Have you heard about the white whale? I don’t mean the one that got away and I’m not referring to Beluga Whales. I mean the other other white whale. The other famous one. Migaloo, the white humpback whale!
An all-white humpback whale was first seen swimming past Byron Bay, the Easternmost part of Australia, on June 28th, 1991. This was the first documented all-white humpback whale in the world. Captain Ahab would have been very excited – everyone else certainly was, and there was significant public interest in naming the unique animal.
It was decided that the elders of an Indigenous tribe near Hervey Bay should give this whale its name and they chose “Migaloo” which, according to the information I could find while researching for this article, is the word from their language that is used to describe a “White Fella.”
It’s important to note that despite combing through numerous websites where the origin of Migaloo’s name is described I could find no information about which Aboriginal or Torres Strait Islander peoples were actually responsible for his naming nor could I find any clearly identified Indigenous-run website to confirm from the source that “White Fella” is what the word “Migaloo” means in their language.

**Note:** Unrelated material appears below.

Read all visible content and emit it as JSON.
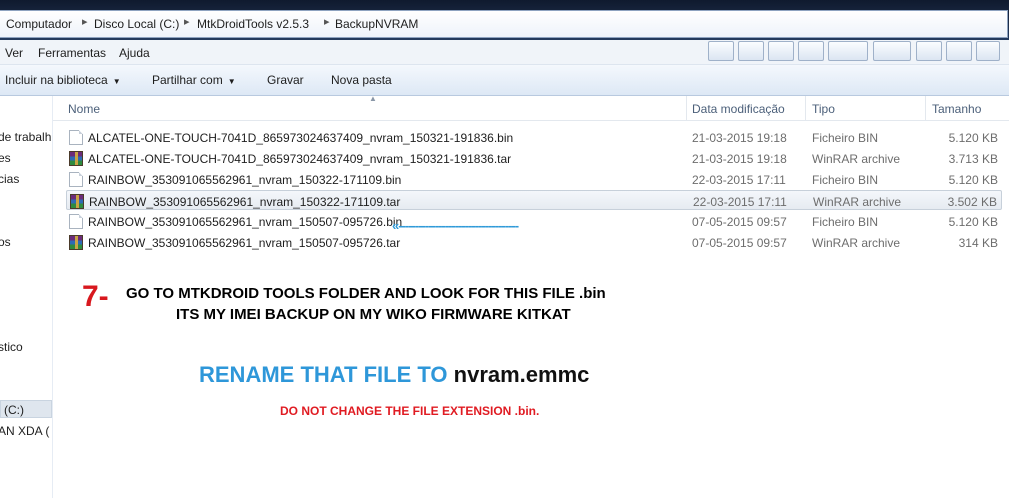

I confess that due to the limitations of my geography and my cell-phone plan I was not able to get in touch with any of the various Indigenous tribes whose traditional territories encompass Hervey Bay but it would be amazing if one day we could share the complete whale tale of Migaloo’s name from the people who named him.
What I did find from the Pacific Whale Foundation was that,

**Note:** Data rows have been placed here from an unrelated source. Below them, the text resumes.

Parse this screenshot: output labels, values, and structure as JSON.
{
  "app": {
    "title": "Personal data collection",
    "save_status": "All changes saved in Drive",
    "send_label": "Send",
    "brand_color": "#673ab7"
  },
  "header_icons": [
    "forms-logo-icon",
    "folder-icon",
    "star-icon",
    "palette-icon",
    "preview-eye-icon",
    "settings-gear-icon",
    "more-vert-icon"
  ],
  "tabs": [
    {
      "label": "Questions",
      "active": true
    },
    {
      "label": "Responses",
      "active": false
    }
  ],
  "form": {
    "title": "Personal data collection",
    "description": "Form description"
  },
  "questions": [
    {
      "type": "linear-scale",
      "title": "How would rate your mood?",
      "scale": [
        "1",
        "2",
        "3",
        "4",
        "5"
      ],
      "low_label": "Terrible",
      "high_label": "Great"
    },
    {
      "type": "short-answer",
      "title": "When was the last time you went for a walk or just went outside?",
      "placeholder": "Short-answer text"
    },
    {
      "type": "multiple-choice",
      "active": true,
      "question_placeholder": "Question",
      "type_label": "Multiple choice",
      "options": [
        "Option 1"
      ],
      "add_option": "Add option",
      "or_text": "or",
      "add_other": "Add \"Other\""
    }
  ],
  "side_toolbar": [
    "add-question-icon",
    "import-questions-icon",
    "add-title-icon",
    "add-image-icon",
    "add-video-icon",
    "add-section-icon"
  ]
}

The elders explained their connection to all white or albino animals and that they appear on earth to be respected and revered; that their unique color demonstrates the need to respect all forms of life even if they appear different than ‘normal’. They should be honored with reverence and respect, not discrimination and shame.
Reverence and respect definitely sound good to me where Migaloo, or any whale, is concerned.
Migaloo is part of the east Australian humpback population, which was almost completely wiped out by commercial whaling until it was banned in the 1960s. This population is now estimated to number between 15-17,000. Hooray for the humpback comeback!
If you’d like to learn more about Migaloo there are about a zillion websites devoted to him, and the now four white/white-ish humpback whales that have been spotted since 1991. The Pacific Whale Foundation even has some of the first ever photos of Migaloo on their site here and you can visit his official site here.
And if you’d like to learn more about the Aboriginal or Torres Strait Islander peoples of Australia this was the really great resource I started with.